I adore this reimagined graphic novel about Snow White set in New York City in the 20s. Snow White’s dad is a Wall Street king, her stepmother is a Zigfield Follies star, and her seven small protectors are street kids. It’s SO interesting how Phelan uses this historical setting to animate a familiar fairy tale. The black and white illustrations set the tone for this dark story with a happy ending.
The Poet’s Dog by Patricia MacLachlan
Short but filled with tenderness! When a grief-stricken dog rescues two lost children in a terrible snowstorm, he takes them to the cabin of his former friend, a poet named Sylvan who rescued him years before. Told from the dog’s perspective we watch them bond and wonder if maybe the kids have saved the dog as much as he saved them. (And the beautiful ending WILL make you cry!)
Furthermore by Tahereh Mafi
Magic and color are closely linked in her world. Only Alice has no color in her skin or hair. And her Father has been missing for years making her even more sad. She travels with a boy named Oliver to a different magical land in order to find and rescue her Father. But the rules are wildly different and the inhabitants eat people for their magic. Even though Oliver and Alice start their quest at odds, the many challenges join them in a solid friendship. Furthermore is a uniquely creative plot filled with artfully written description.
The Remarkable Journey of Charlie Price by Jennifer Maschari

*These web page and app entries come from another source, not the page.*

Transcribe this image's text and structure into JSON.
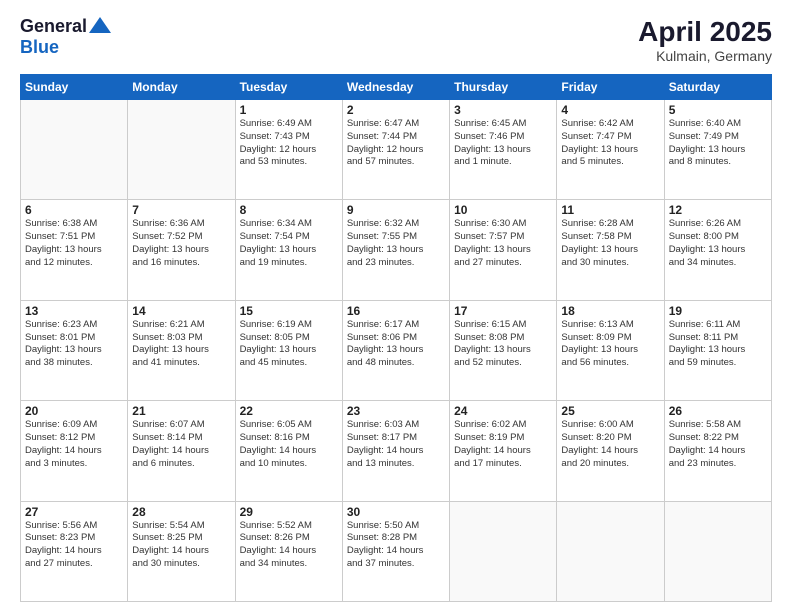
{
  "logo": {
    "general": "General",
    "blue": "Blue"
  },
  "title": {
    "month": "April 2025",
    "location": "Kulmain, Germany"
  },
  "calendar": {
    "headers": [
      "Sunday",
      "Monday",
      "Tuesday",
      "Wednesday",
      "Thursday",
      "Friday",
      "Saturday"
    ],
    "rows": [
      [
        {
          "day": "",
          "detail": ""
        },
        {
          "day": "",
          "detail": ""
        },
        {
          "day": "1",
          "detail": "Sunrise: 6:49 AM\nSunset: 7:43 PM\nDaylight: 12 hours\nand 53 minutes."
        },
        {
          "day": "2",
          "detail": "Sunrise: 6:47 AM\nSunset: 7:44 PM\nDaylight: 12 hours\nand 57 minutes."
        },
        {
          "day": "3",
          "detail": "Sunrise: 6:45 AM\nSunset: 7:46 PM\nDaylight: 13 hours\nand 1 minute."
        },
        {
          "day": "4",
          "detail": "Sunrise: 6:42 AM\nSunset: 7:47 PM\nDaylight: 13 hours\nand 5 minutes."
        },
        {
          "day": "5",
          "detail": "Sunrise: 6:40 AM\nSunset: 7:49 PM\nDaylight: 13 hours\nand 8 minutes."
        }
      ],
      [
        {
          "day": "6",
          "detail": "Sunrise: 6:38 AM\nSunset: 7:51 PM\nDaylight: 13 hours\nand 12 minutes."
        },
        {
          "day": "7",
          "detail": "Sunrise: 6:36 AM\nSunset: 7:52 PM\nDaylight: 13 hours\nand 16 minutes."
        },
        {
          "day": "8",
          "detail": "Sunrise: 6:34 AM\nSunset: 7:54 PM\nDaylight: 13 hours\nand 19 minutes."
        },
        {
          "day": "9",
          "detail": "Sunrise: 6:32 AM\nSunset: 7:55 PM\nDaylight: 13 hours\nand 23 minutes."
        },
        {
          "day": "10",
          "detail": "Sunrise: 6:30 AM\nSunset: 7:57 PM\nDaylight: 13 hours\nand 27 minutes."
        },
        {
          "day": "11",
          "detail": "Sunrise: 6:28 AM\nSunset: 7:58 PM\nDaylight: 13 hours\nand 30 minutes."
        },
        {
          "day": "12",
          "detail": "Sunrise: 6:26 AM\nSunset: 8:00 PM\nDaylight: 13 hours\nand 34 minutes."
        }
      ],
      [
        {
          "day": "13",
          "detail": "Sunrise: 6:23 AM\nSunset: 8:01 PM\nDaylight: 13 hours\nand 38 minutes."
        },
        {
          "day": "14",
          "detail": "Sunrise: 6:21 AM\nSunset: 8:03 PM\nDaylight: 13 hours\nand 41 minutes."
        },
        {
          "day": "15",
          "detail": "Sunrise: 6:19 AM\nSunset: 8:05 PM\nDaylight: 13 hours\nand 45 minutes."
        },
        {
          "day": "16",
          "detail": "Sunrise: 6:17 AM\nSunset: 8:06 PM\nDaylight: 13 hours\nand 48 minutes."
        },
        {
          "day": "17",
          "detail": "Sunrise: 6:15 AM\nSunset: 8:08 PM\nDaylight: 13 hours\nand 52 minutes."
        },
        {
          "day": "18",
          "detail": "Sunrise: 6:13 AM\nSunset: 8:09 PM\nDaylight: 13 hours\nand 56 minutes."
        },
        {
          "day": "19",
          "detail": "Sunrise: 6:11 AM\nSunset: 8:11 PM\nDaylight: 13 hours\nand 59 minutes."
        }
      ],
      [
        {
          "day": "20",
          "detail": "Sunrise: 6:09 AM\nSunset: 8:12 PM\nDaylight: 14 hours\nand 3 minutes."
        },
        {
          "day": "21",
          "detail": "Sunrise: 6:07 AM\nSunset: 8:14 PM\nDaylight: 14 hours\nand 6 minutes."
        },
        {
          "day": "22",
          "detail": "Sunrise: 6:05 AM\nSunset: 8:16 PM\nDaylight: 14 hours\nand 10 minutes."
        },
        {
          "day": "23",
          "detail": "Sunrise: 6:03 AM\nSunset: 8:17 PM\nDaylight: 14 hours\nand 13 minutes."
        },
        {
          "day": "24",
          "detail": "Sunrise: 6:02 AM\nSunset: 8:19 PM\nDaylight: 14 hours\nand 17 minutes."
        },
        {
          "day": "25",
          "detail": "Sunrise: 6:00 AM\nSunset: 8:20 PM\nDaylight: 14 hours\nand 20 minutes."
        },
        {
          "day": "26",
          "detail": "Sunrise: 5:58 AM\nSunset: 8:22 PM\nDaylight: 14 hours\nand 23 minutes."
        }
      ],
      [
        {
          "day": "27",
          "detail": "Sunrise: 5:56 AM\nSunset: 8:23 PM\nDaylight: 14 hours\nand 27 minutes."
        },
        {
          "day": "28",
          "detail": "Sunrise: 5:54 AM\nSunset: 8:25 PM\nDaylight: 14 hours\nand 30 minutes."
        },
        {
          "day": "29",
          "detail": "Sunrise: 5:52 AM\nSunset: 8:26 PM\nDaylight: 14 hours\nand 34 minutes."
        },
        {
          "day": "30",
          "detail": "Sunrise: 5:50 AM\nSunset: 8:28 PM\nDaylight: 14 hours\nand 37 minutes."
        },
        {
          "day": "",
          "detail": ""
        },
        {
          "day": "",
          "detail": ""
        },
        {
          "day": "",
          "detail": ""
        }
      ]
    ]
  }
}
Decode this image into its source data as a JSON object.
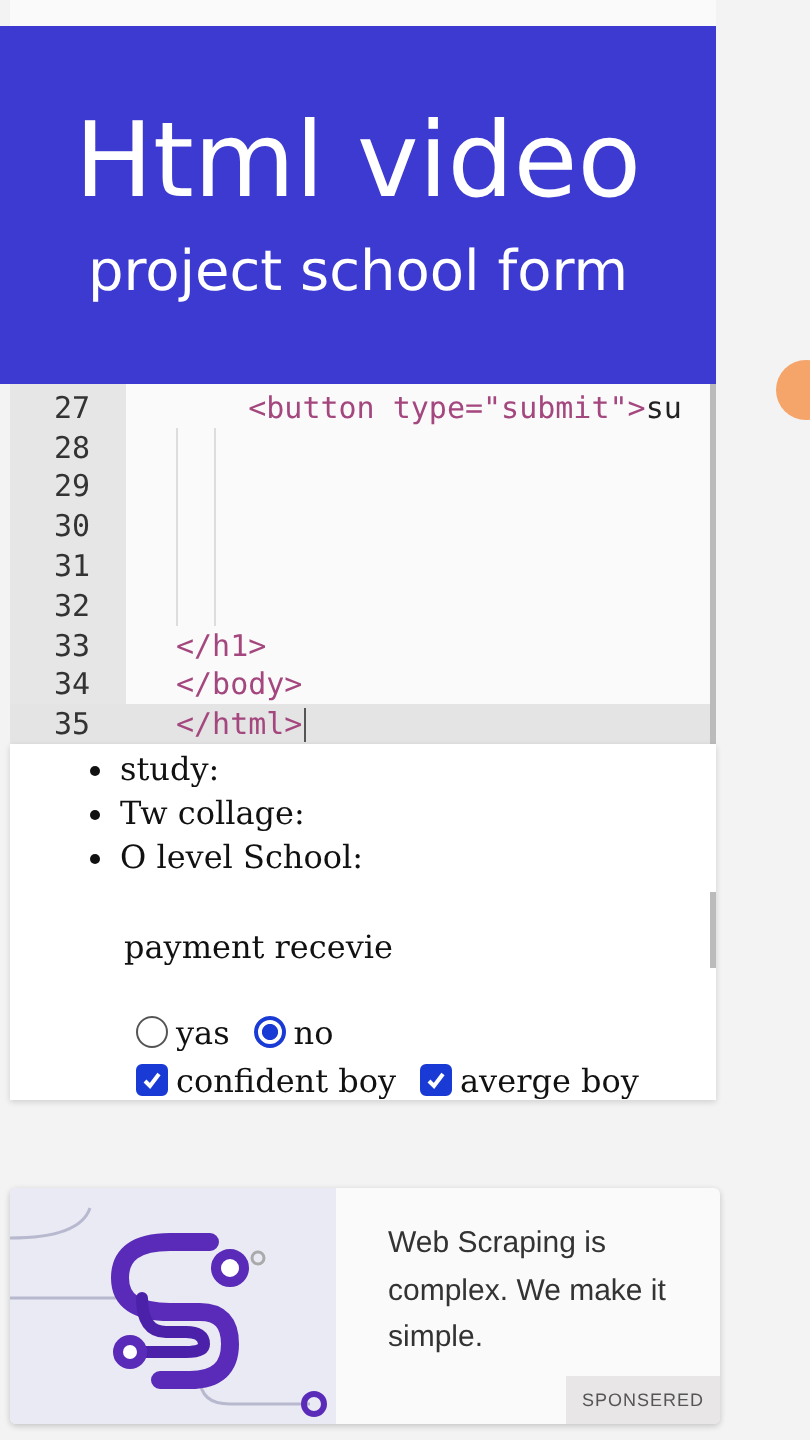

I read this cover to cover in one sitting, totally mesmerized. This book is a journey of grief with a tempting allegorical shadow world where Charlie and Imogene Price’s mom is “alive”. But not everything is right in this shadow world where you lose memories, especially the sad ones, to “feed” family members who have died. Charlie is afraid he’ll lose his sister, Imogene. forever to the shadow world, like he did his best friend Frank. So well-written, this is a thoughtful treatment of emotions and grief — I highly recommend it.
Ashes (Seeds of America) by Laurie Halse Anderson
Ashes is the final book of this historical fiction chapter book series about the time of the Revolutionary War as experienced through the eyes of an African-American girl named Isabel and her friend, Cuzon. Enslaved, escaped, or enlisted, these two are determined survivors but their friendship suffers when Cuzon enlists in the army. The writing is amazing and the story, captivating. I love this series.
Best YA Chapter Books
I didn’t read as many YA chapter books this year so I only have two favorites but they are AMAZING — so good!!
The Serpent King by Jeff Zentner
Wolf by Wolf by Ryan Graudin
Wolf by Wolf is a high-stakes journey of wits and bravery, an author’s skillful writing and imagination, and a compelling story that won’t soon be forgotten. It imagines a world in which WWII ended very differently — with the Axis powers winning. Yael, our heroine, is a death-camp medical experiment escapee who can shapeshift into other humans. She braves a motorcycle race across half the world in order to first win and second get close enough to Hitler to kill him. This is a must-read novel!